DATASET EXTRACT.
=-=-=
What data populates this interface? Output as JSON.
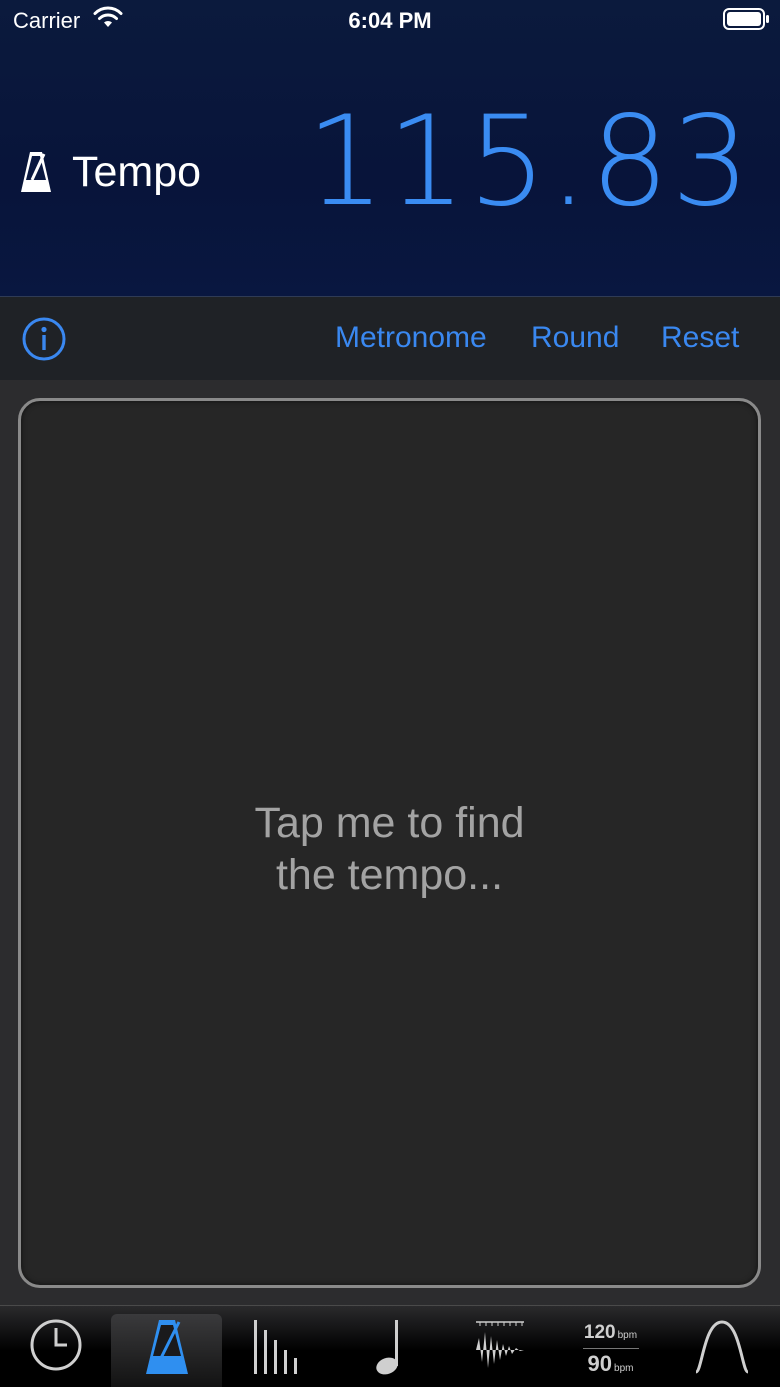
{
  "status_bar": {
    "carrier": "Carrier",
    "time": "6:04 PM"
  },
  "header": {
    "title": "Tempo",
    "title_icon": "metronome-icon",
    "tempo_value": "115.83"
  },
  "toolbar": {
    "info_icon": "info-icon",
    "metronome_label": "Metronome",
    "round_label": "Round",
    "reset_label": "Reset",
    "accent_color": "#3a88f0"
  },
  "tap_area": {
    "line1": "Tap me to find",
    "line2": "the tempo..."
  },
  "tabbar": {
    "tabs": [
      {
        "icon": "clock-icon",
        "active": false
      },
      {
        "icon": "metronome-icon",
        "active": true
      },
      {
        "icon": "bars-icon",
        "active": false
      },
      {
        "icon": "music-note-icon",
        "active": false
      },
      {
        "icon": "waveform-icon",
        "active": false
      },
      {
        "icon": "bpm-convert-icon",
        "active": false,
        "top": "120",
        "top_unit": "bpm",
        "bottom": "90",
        "bottom_unit": "bpm"
      },
      {
        "icon": "sine-wave-icon",
        "active": false
      }
    ]
  }
}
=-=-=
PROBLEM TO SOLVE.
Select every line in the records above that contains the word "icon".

TASK ANSWER.
    "title_icon": "metronome-icon",
    "info_icon": "info-icon",
        "icon": "clock-icon",
        "icon": "metronome-icon",
        "icon": "bars-icon",
        "icon": "music-note-icon",
        "icon": "waveform-icon",
        "icon": "bpm-convert-icon",
        "icon": "sine-wave-icon",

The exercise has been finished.